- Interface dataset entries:
------------------------------------------------------------------------
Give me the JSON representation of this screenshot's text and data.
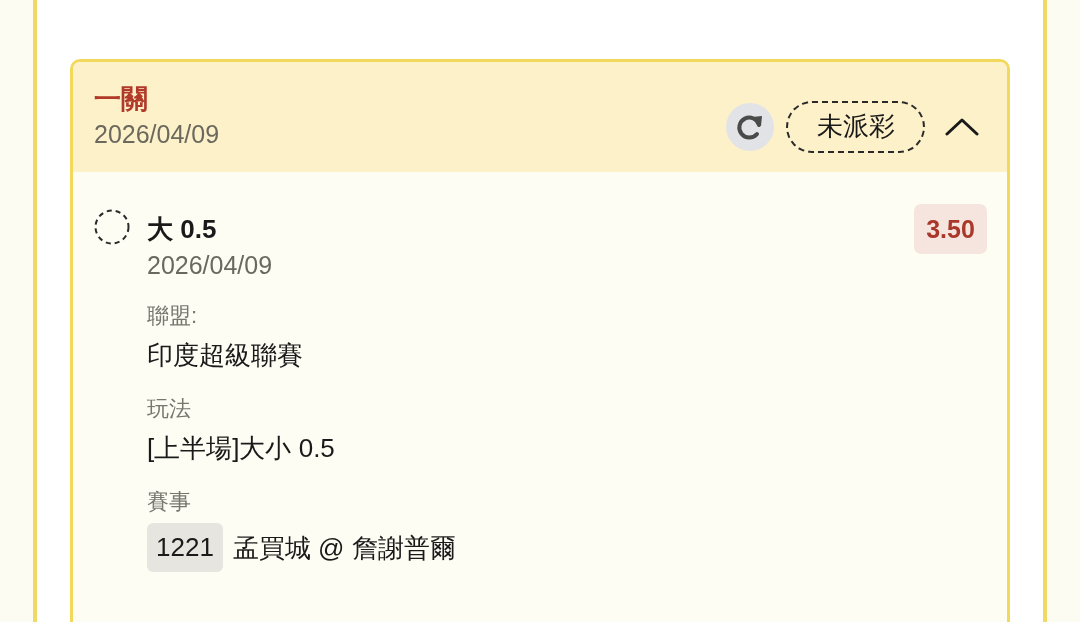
{
  "bet_slip": {
    "title": "一關",
    "date": "2026/04/09",
    "status": "未派彩",
    "expanded": true,
    "selections": [
      {
        "selection": "大 0.5",
        "date": "2026/04/09",
        "odds": "3.50",
        "details": [
          {
            "label": "聯盟:",
            "value": "印度超級聯賽"
          },
          {
            "label": "玩法",
            "value": "[上半場]大小 0.5"
          },
          {
            "label": "賽事",
            "match_id": "1221",
            "value": "孟買城 @ 詹謝普爾"
          }
        ]
      }
    ]
  }
}
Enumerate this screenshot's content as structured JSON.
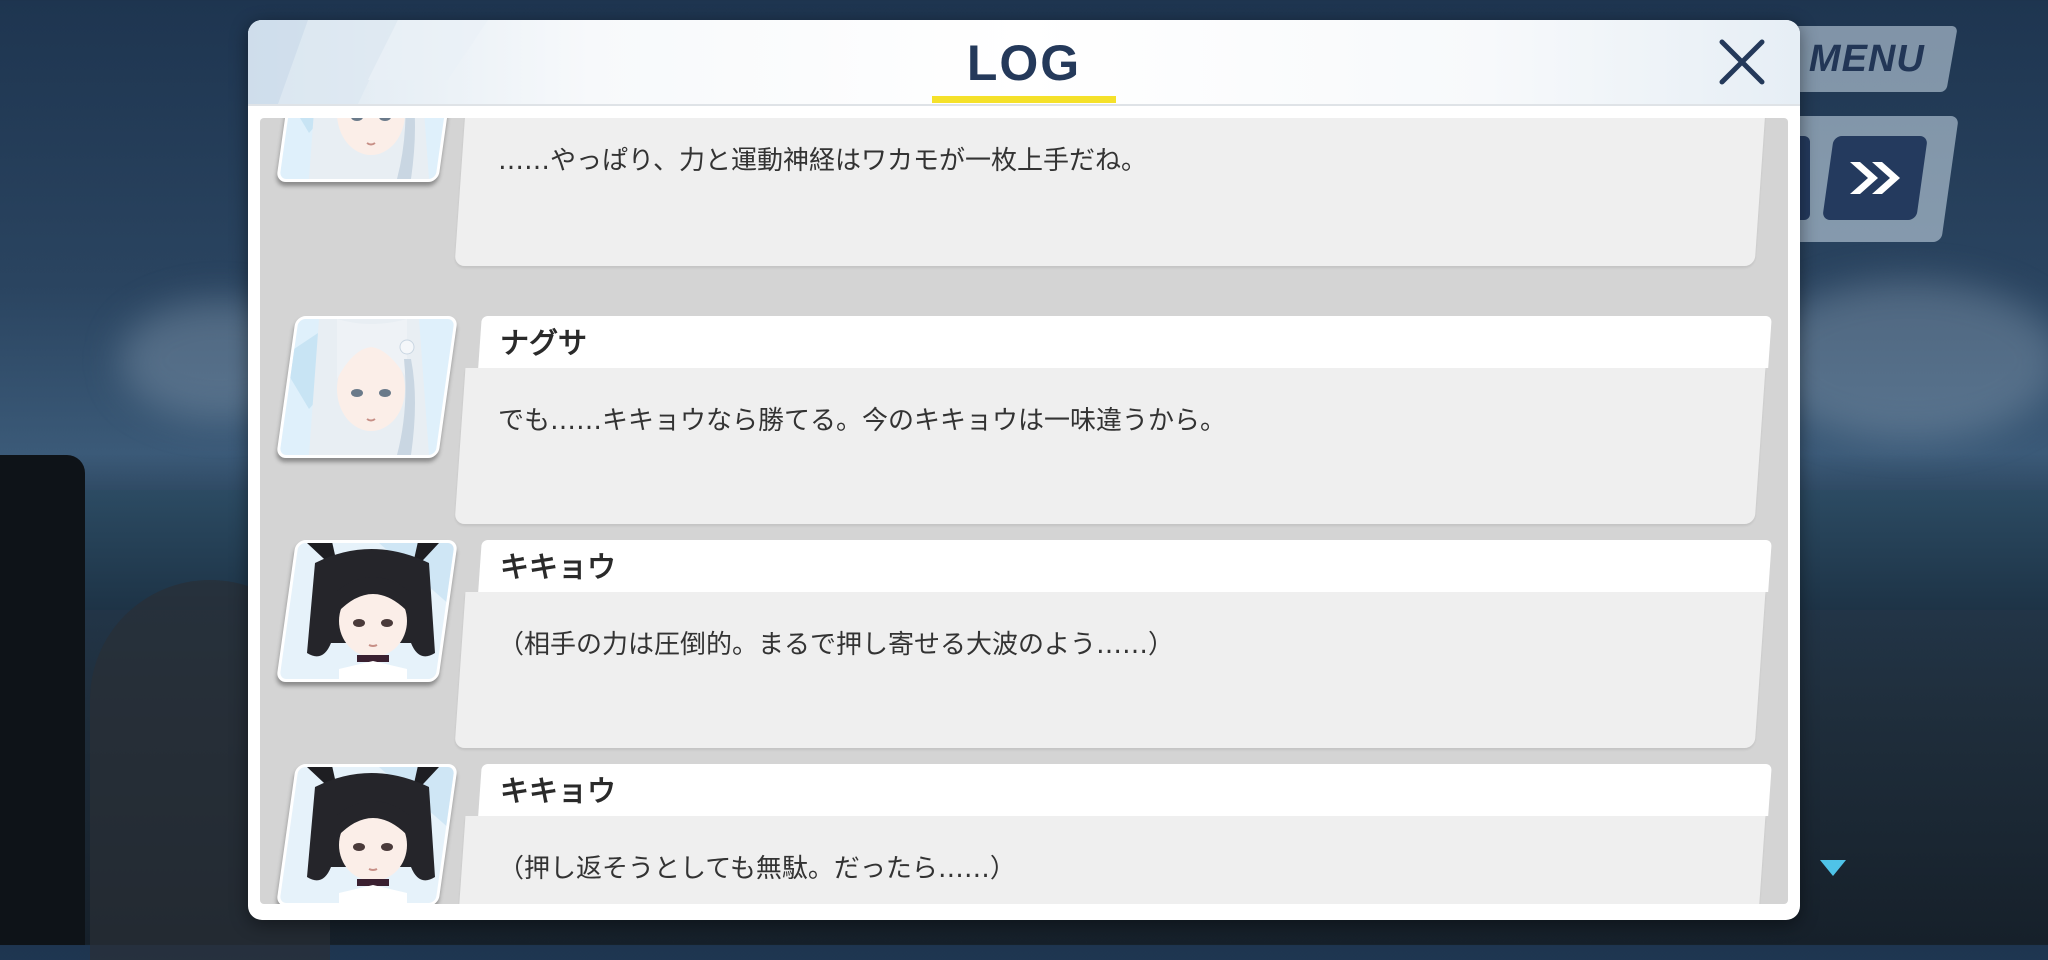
{
  "top_right": {
    "menu_label": "MENU",
    "fast_forward_icon": "double-chevron-right-icon"
  },
  "log": {
    "title": "LOG",
    "close_icon": "close-x-icon",
    "accent_color": "#f5e12a",
    "entries": [
      {
        "speaker": "",
        "text": "……やっぱり、力と運動神経はワカモが一枚上手だね。",
        "portrait": "white-haired-girl-portrait"
      },
      {
        "speaker": "ナグサ",
        "text": "でも……キキョウなら勝てる。今のキキョウは一味違うから。",
        "portrait": "white-haired-girl-portrait"
      },
      {
        "speaker": "キキョウ",
        "text": "（相手の力は圧倒的。まるで押し寄せる大波のよう……）",
        "portrait": "black-haired-cat-ear-girl-portrait"
      },
      {
        "speaker": "キキョウ",
        "text": "（押し返そうとしても無駄。だったら……）",
        "portrait": "black-haired-cat-ear-girl-portrait"
      }
    ]
  },
  "scroll_indicator_icon": "triangle-down-icon"
}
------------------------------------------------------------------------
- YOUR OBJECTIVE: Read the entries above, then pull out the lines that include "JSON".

- WRITTEN SOLUTION:
Give me the JSON representation of this screenshot's text and data.
Enumerate this screenshot's content as structured JSON.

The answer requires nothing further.